Create “Invisible” States
So we now need the popcorn to disappear. To do it, I went back to the drag and drop slide and added a custom state to the popcorn picture called “Invisible” and just deleted the popcorn picture from that state.

Add Triggers to the Drag and Drop Slide
Then on the slide properties for that slide, I added a trigger. I set up the trigger so that when the timeline starts for that slide AND the value of the popcorn variable is true, that the state of the popcorn picture should change to the “Invisible” state.

I then set up the same combination of triggers and states to the pita bread, the chili dip, and the pizza roll pictures.

So to summarize this: I…

  1. Created the 4 variables with an initial value of false
  2. Added triggers to the 4 positive feedback slides to change the values of the variables to true once those slides were visited
  3. Created “Invisible” states for the 4 pictures of the foods on the drag and drop slide, and
  4. Created triggers on the drag and drop slide that said when the values of the variables change to true, to change the state of the food pictures to “Invisible”.

One Final Slide
And finally, after the learner got all 4 foods into the right ovens, I set up one more trigger to take them to a final slide showing the guys on the couch with all their munchies watching the Super Bowl – all smiles. Since I’d already created the triggers and variables for the 4 foods, I just added one more trigger to the drag and drop slide saying that when all 4 variables changed to true, to jump to this final slide.
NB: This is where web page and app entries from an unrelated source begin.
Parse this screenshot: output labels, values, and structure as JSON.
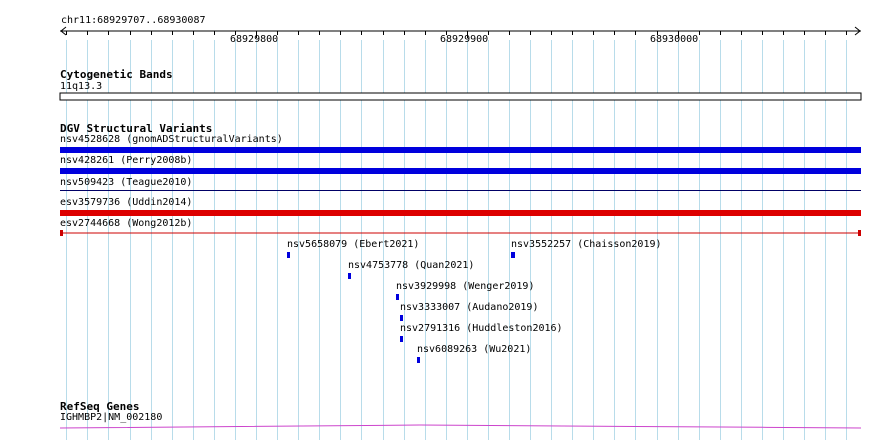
{
  "coordinate_range": "chr11:68929707..68930087",
  "ruler": {
    "ticks": [
      {
        "label": "68929800",
        "pos": 68929800
      },
      {
        "label": "68929900",
        "pos": 68929900
      },
      {
        "label": "68930000",
        "pos": 68930000
      }
    ]
  },
  "cytoband_track": {
    "title": "Cytogenetic Bands",
    "band": "11q13.3"
  },
  "dgv_track": {
    "title": "DGV Structural Variants",
    "features": [
      {
        "label": "nsv4528628 (gnomADStructuralVariants)",
        "color": "#0000dd"
      },
      {
        "label": "nsv428261 (Perry2008b)",
        "color": "#0000dd"
      },
      {
        "label": "nsv509423 (Teague2010)",
        "color": "#000066"
      },
      {
        "label": "esv3579736 (Uddin2014)",
        "color": "#dd0000"
      },
      {
        "label": "esv2744668 (Wong2012b)",
        "color": "#cc0000"
      }
    ],
    "small_features": [
      {
        "label": "nsv5658079 (Ebert2021)",
        "color": "#0000dd"
      },
      {
        "label": "nsv3552257 (Chaisson2019)",
        "color": "#0000dd"
      },
      {
        "label": "nsv4753778 (Quan2021)",
        "color": "#0000dd"
      },
      {
        "label": "nsv3929998 (Wenger2019)",
        "color": "#0000dd"
      },
      {
        "label": "nsv3333007 (Audano2019)",
        "color": "#0000dd"
      },
      {
        "label": "nsv2791316 (Huddleston2016)",
        "color": "#0000dd"
      },
      {
        "label": "nsv6089263 (Wu2021)",
        "color": "#0000dd"
      }
    ]
  },
  "refseq_track": {
    "title": "RefSeq Genes",
    "gene": "IGHMBP2|NM_002180",
    "color": "#cc44cc"
  },
  "colors": {
    "grid": "#b8dcea",
    "axis": "#000000"
  }
}
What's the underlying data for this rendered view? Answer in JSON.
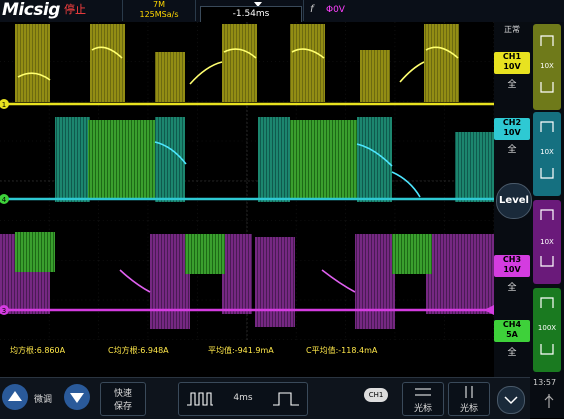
{
  "header": {
    "logo": "Micsig",
    "status": "停止",
    "memory_depth": "7M",
    "sample_rate": "125MSa/s",
    "time_offset": "-1.54ms",
    "trigger_slope_symbol": "f",
    "trigger_level": "Φ0V"
  },
  "right_panel": {
    "mode": "正常",
    "level_button": "Level",
    "channels": [
      {
        "id": "CH1",
        "scale": "10V",
        "coupling": "全",
        "probe": "10X",
        "color": "#d7d21e"
      },
      {
        "id": "CH2",
        "scale": "10V",
        "coupling": "全",
        "probe": "10X",
        "color": "#2ec9d3"
      },
      {
        "id": "CH3",
        "scale": "10V",
        "coupling": "全",
        "probe": "10X",
        "color": "#c43ccf"
      },
      {
        "id": "CH4",
        "scale": "5A",
        "coupling": "全",
        "probe": "100X",
        "color": "#3ed13a"
      }
    ]
  },
  "traces": {
    "markers": [
      "1",
      "4",
      "3"
    ]
  },
  "measurements": [
    {
      "label": "均方根:",
      "value": "6.860A"
    },
    {
      "label": "C均方根:",
      "value": "6.948A"
    },
    {
      "label": "平均值:",
      "value": "-941.9mA"
    },
    {
      "label": "C平均值:",
      "value": "-118.4mA"
    }
  ],
  "bottom": {
    "fine_label": "微调",
    "quick_save": [
      "快速",
      "保存"
    ],
    "timebase": "4ms",
    "channel_badge": "CH1",
    "cursor_label_1": "光标",
    "cursor_label_2": "光标",
    "clock": "13:57"
  }
}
Final Slide - Mission Accomplished!

Final Slide – Mission Accomplished!

To run the complete exercise for yourself, click here. I know this process was a bit complicated, so feel free to write me if you have any questions or comments.

Using Branching Scenarios

I just recently completed development on an ethics course for a non-profit organization that used branching scenarios. The client gave us a number of approved scenarios to illustrate how their code of conduct would apply in real life.

For one of them, they simply told us that one of the managers had invited a group of male managers to lunch, but did not invite the female manager. To determine whether this was something that should be reported or not, the client gave us a number of questions that needed to be answered first.

The Scenario in Pictures
To make the scenario more interesting and memorable, I showed our protagonist watching the male managers enter the restaurant.

Scenario is presented

Scenario is presented

The Primary Branch
I then presented the learners with three options of what our protagonist should do: 1. Report it, 2. Do nothing, or 3. Ask more questions.

Primary Branch - 3 Questions

Primary Branch – 3 Questions

When learners clicked on one of the three options, I had a layer appear with feedback either telling them they needed to rethink their answer and try again, or that they made the right choice and to continue on to ask more questions.

Learner prompted to ask more questions

Learner prompted to ask more questions

As they clicked on each question, they would get the answer they needed from one of the characters.

Learner gets more information

Learner gets more information

The Sub-branch
After they clicked on each question to get all the information they needed, two new options appeared; 1. Report it and 2. Don’t do anything.

Sub-branch with two final questions

Sub-branch with two final questions

After they clicked on each answer, a final feedback slide would tell them whether or not they made the right choice.

Final feedback at end

Final feedback at end

Final Answer Delayed
The idea behind all this is that the final answer is delayed. Just like in real life, sometimes we don’t have all the information we need to make the right choice.

To accomplish this, I used a combination of layers, states, triggers, and variables in Storyline. Here’s what the final product looked like: